In a few weeks I’m going to give my students a standardized test that includes a section of timed, random alphabet recognition. It is very, very important that you notice the word timed. The goal of the test is for the student to recognize as many letters as possible in one minute. The letters are arranged in a random pattern that looks like this:
L B A D R Q S
O C L X T V E
J A K M Q R T
I know you understand the term random, but I want you to understand the concept of rows, because rows are very confusing to kindergartners. In fact, unless I point to the first row, most of them will start on the bottom row, which is closest to their eyes.
Shortly after school starts I begin testing my students for basic skills and knowledge so I will know how to plan my lessons. This includes testing their knowledge of the alphabet. Then I will begin using a series of forms that builds up their recognition skills. The first form looks something like this:
A B C A B A C A B
C A B A C A A B C
Then the next one adds the D and E, and so on until the last form has the whole alphabet in random order. This is the one I use for initial testing just to see what my children know.
Okay, now that you have this background knowledge, let me tell you what happened this week when I tested!
First, I have the three or four students with the “dripping syrup Southern accent syndrome”. This happens every year and I’m prepared for it. When I test this child, his or her responses sound like this:
Aaaaaaaaaaaay, Beeeeeeeeeeeeeeeee, Ceeeeeeeeeeeeeeeeee, Deeeeeeeeeeeeeeeeeee
A child with a dripping syrup accent can extend the value of any letter and add at least two extra syllables to any given word. LOL It takes weeks to build up any speed with these children and a timed test will NEVER represent their true knowledge and skills level. I just rely on my own understanding of their culture.
Then I had a couple of children who were determined to convince me that the alphabet has only one order and I definitely wasn’t following it! After any A they fell into the “ABC” pattern, no matter what the next letter was, and I had to get them back on track. Keep in mind that I can’t do that on our official testing and they will most likely fail this first test.
I have one “uh” child. Her responses were: B uh F uh A uh C uh… you get the picture. Getting her to drop that “uh” and get to the next letter will take some training!
I have two or three who simply stop dead in their tracks at the first letter they don’t recognize. I have to get them to skip that one and go on to the next, which is totally beyond their comprehension level at this point in their learning. I can just hear their little minds, “What do you mean skip it? How can I skip it when I don’t know it and you’re asking me what it is, and I’m trying to think of it?” Unfortunately I know from giving the test for the last eight years, that the first letter of the test will be what stops most of these children. One of the “quirks” of the test is that it is printed in Times Roman which has this “g”. That is not the “g” students are used to seeing in D’Nealian handwriting. Even though it is the same “g” used in our phonics program and printed on their papers, most students remember and associate the letter they write.

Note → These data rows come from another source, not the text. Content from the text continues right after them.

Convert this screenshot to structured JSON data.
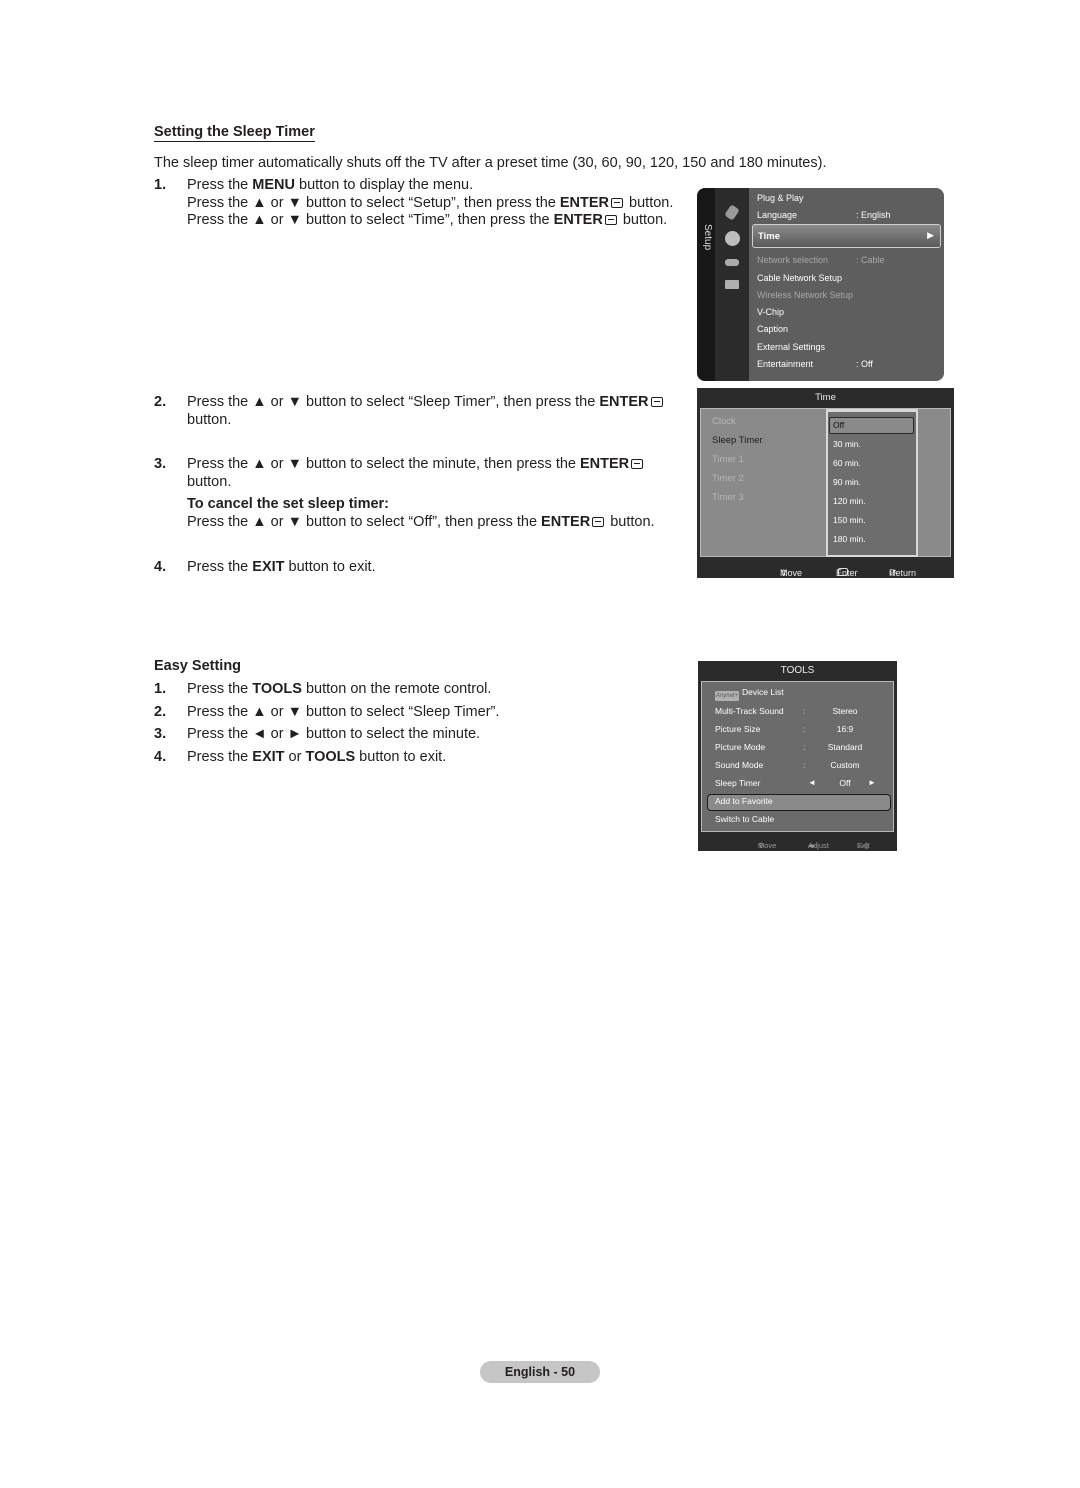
{
  "section1": {
    "heading": "Setting the Sleep Timer",
    "intro": "The sleep timer automatically shuts off the TV after a preset time (30, 60, 90, 120, 150 and 180 minutes).",
    "steps": [
      {
        "num": "1.",
        "lines": [
          {
            "pre": "Press the ",
            "bold": "MENU",
            "post": " button to display the menu."
          },
          {
            "pre": "Press the ▲ or ▼ button to select “Setup”, then press the ",
            "bold": "ENTER",
            "post": " button."
          },
          {
            "pre": "Press the ▲ or ▼ button to select “Time”, then press the ",
            "bold": "ENTER",
            "post": " button."
          }
        ]
      },
      {
        "num": "2.",
        "lines": [
          {
            "pre": "Press the ▲ or ▼ button to select “Sleep Timer”, then press the ",
            "bold": "ENTER",
            "post": ""
          },
          {
            "pre": "button.",
            "bold": "",
            "post": ""
          }
        ]
      },
      {
        "num": "3.",
        "lines": [
          {
            "pre": "Press the ▲ or ▼ button to select the minute, then press the ",
            "bold": "ENTER",
            "post": ""
          },
          {
            "pre": "button.",
            "bold": "",
            "post": ""
          }
        ]
      },
      {
        "num": "4.",
        "lines": [
          {
            "pre": "Press the ",
            "bold": "EXIT",
            "post": " button to exit."
          }
        ]
      }
    ],
    "cancel_heading": "To cancel the set sleep timer:",
    "cancel_text": {
      "pre": "Press the ▲ or ▼ button to select “Off”, then press the ",
      "bold": "ENTER",
      "post": " button."
    }
  },
  "setup_menu": {
    "rail_label": "Setup",
    "icons": [
      "input-icon",
      "setup-gear-icon",
      "support-icon",
      "application-icon"
    ],
    "items": [
      {
        "label": "Plug & Play",
        "value": "",
        "dim": false
      },
      {
        "label": "Language",
        "value": ": English",
        "dim": false
      },
      {
        "label": "Time",
        "value": "",
        "dim": false,
        "selected": true
      },
      {
        "label": "Network selection",
        "value": ": Cable",
        "dim": true
      },
      {
        "label": "Cable Network Setup",
        "value": "",
        "dim": false
      },
      {
        "label": "Wireless Network Setup",
        "value": "",
        "dim": true
      },
      {
        "label": "V-Chip",
        "value": "",
        "dim": false
      },
      {
        "label": "Caption",
        "value": "",
        "dim": false
      },
      {
        "label": "External Settings",
        "value": "",
        "dim": false
      },
      {
        "label": "Entertainment",
        "value": ": Off",
        "dim": false
      }
    ],
    "selected_arrow": "▶"
  },
  "time_menu": {
    "title": "Time",
    "items": [
      {
        "label": "Clock",
        "active": false
      },
      {
        "label": "Sleep Timer",
        "active": true
      },
      {
        "label": "Timer 1",
        "active": false
      },
      {
        "label": "Timer 2",
        "active": false
      },
      {
        "label": "Timer 3",
        "active": false
      }
    ],
    "dropdown_options": [
      "Off",
      "30 min.",
      "60 min.",
      "90 min.",
      "120 min.",
      "150 min.",
      "180 min."
    ],
    "dropdown_selected": "Off",
    "footer": {
      "move": "Move",
      "enter": "Enter",
      "return": "Return"
    }
  },
  "section2": {
    "heading": "Easy Setting",
    "steps": [
      {
        "num": "1.",
        "pre": "Press the ",
        "bold": "TOOLS",
        "post": " button on the remote control.",
        "bold2": "",
        "post2": ""
      },
      {
        "num": "2.",
        "pre": "Press the ▲ or ▼ button to select “Sleep Timer”.",
        "bold": "",
        "post": "",
        "bold2": "",
        "post2": ""
      },
      {
        "num": "3.",
        "pre": "Press the ◄ or ► button to select the minute.",
        "bold": "",
        "post": "",
        "bold2": "",
        "post2": ""
      },
      {
        "num": "4.",
        "pre": "Press the ",
        "bold": "EXIT",
        "post": " or ",
        "bold2": "TOOLS",
        "post2": " button to exit."
      }
    ]
  },
  "tools_menu": {
    "title": "TOOLS",
    "anynet_label": "Anynet+",
    "rows": [
      {
        "label": "Device List",
        "value": ""
      },
      {
        "label": "Multi-Track Sound",
        "value": "Stereo"
      },
      {
        "label": "Picture Size",
        "value": "16:9"
      },
      {
        "label": "Picture Mode",
        "value": "Standard"
      },
      {
        "label": "Sound Mode",
        "value": "Custom"
      },
      {
        "label": "Sleep Timer",
        "value": "Off",
        "selected": true
      },
      {
        "label": "Add to Favorite",
        "value": ""
      },
      {
        "label": "Switch to Cable",
        "value": ""
      }
    ],
    "footer": {
      "move": "Move",
      "adjust": "Adjust",
      "exit": "Exit"
    }
  },
  "page_number": "English - 50"
}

I have a couple of children who cannot recognize more than a few letters out of the context of their natural order. They can spot A, O, X, L, Z, T, and the letters of their name. Although their parents believe they “know the alphabet” because they can sing that cute song, and even point to and say the letters in order, they do not truly recognize individual letters. It’s like learning a song in a foreign language. Our minds and voices can mimic the sounds and sequence without actually understanding the words.

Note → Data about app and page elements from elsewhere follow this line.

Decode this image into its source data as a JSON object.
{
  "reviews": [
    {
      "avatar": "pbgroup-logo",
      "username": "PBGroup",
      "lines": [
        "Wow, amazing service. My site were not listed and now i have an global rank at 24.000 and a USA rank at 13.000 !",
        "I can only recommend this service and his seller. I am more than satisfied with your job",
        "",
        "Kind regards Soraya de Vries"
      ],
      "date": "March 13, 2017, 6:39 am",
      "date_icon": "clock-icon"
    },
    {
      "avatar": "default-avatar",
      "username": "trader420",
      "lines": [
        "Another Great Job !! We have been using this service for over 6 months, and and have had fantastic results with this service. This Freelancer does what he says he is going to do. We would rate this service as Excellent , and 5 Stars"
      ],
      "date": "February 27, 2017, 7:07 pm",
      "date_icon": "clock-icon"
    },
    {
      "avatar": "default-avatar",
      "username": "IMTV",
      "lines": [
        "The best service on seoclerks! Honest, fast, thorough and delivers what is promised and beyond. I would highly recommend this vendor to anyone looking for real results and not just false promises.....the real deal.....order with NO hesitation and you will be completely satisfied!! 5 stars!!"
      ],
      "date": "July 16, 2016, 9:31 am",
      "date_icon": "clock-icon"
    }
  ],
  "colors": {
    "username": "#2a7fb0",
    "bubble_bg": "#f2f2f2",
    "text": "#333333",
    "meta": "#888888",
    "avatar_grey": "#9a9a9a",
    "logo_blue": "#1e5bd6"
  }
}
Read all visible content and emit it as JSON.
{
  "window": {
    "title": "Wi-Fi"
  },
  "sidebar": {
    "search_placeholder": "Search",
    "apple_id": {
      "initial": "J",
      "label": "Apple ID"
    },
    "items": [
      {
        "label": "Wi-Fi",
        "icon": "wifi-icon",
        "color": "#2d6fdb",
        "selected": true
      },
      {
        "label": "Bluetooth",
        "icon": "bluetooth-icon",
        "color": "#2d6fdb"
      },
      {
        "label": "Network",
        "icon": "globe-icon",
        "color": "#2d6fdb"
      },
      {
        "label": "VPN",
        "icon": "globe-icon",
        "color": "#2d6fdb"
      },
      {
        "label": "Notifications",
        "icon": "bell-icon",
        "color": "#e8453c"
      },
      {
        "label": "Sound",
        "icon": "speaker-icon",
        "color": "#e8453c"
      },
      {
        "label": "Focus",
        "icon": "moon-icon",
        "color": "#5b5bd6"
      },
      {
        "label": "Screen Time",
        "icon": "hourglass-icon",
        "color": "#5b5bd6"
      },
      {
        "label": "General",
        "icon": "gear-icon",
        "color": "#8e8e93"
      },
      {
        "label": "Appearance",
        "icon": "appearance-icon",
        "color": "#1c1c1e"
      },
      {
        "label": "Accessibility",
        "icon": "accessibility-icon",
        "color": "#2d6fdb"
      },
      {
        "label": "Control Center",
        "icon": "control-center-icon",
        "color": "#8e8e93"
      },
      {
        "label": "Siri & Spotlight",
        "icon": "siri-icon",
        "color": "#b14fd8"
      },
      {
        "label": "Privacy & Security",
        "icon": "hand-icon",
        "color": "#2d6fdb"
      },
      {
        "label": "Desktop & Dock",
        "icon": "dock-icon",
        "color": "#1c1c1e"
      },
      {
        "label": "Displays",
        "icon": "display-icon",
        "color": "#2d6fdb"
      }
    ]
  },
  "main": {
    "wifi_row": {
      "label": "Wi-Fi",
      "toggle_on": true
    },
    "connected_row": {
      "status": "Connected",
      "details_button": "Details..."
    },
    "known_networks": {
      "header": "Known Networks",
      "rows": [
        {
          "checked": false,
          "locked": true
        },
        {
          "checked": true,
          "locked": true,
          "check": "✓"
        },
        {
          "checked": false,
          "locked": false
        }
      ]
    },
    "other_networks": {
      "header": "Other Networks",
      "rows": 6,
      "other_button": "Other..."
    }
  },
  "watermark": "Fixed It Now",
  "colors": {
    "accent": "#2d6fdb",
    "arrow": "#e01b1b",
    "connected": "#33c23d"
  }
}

Last, but not least, I tested a child who had a story for each letter of the alphabet. I kid you not; this is the way our test time went:
V- I don’t know that letter. We didn’t learn it in prek.
C- There’s one of those in my brother’s name.
“Do you know what it is?”
X- Hey, that’s in my name! That’s x.
Q- Oh, that’s a hard one. I don’t think I know that one.
T- Yeah, that’s t like turtle.
Y-(pauses and looks up at our alphabet board and starts whispering, a,b,c,…)
No, we don’t have time to do that. Do you know the letter?
No, it’s one of those hard ones too.
I let her go on for about ten letters just to hear the stories! I hope that by spring testing we have made much better progress.
I have also noticed that I have more children this year than ever before who say “lmnop” and have no concept that those are individual letters. Sometimes I truly hate that alphabet song!!
So now you have an inkling of some of the challenges of “testing” kindergartners. It certainly isn’t an exact science, and frankly I think it is a waste of time until spring. But there are four levels of administration above me who say otherwise, so I’ll be testing along with everyone else.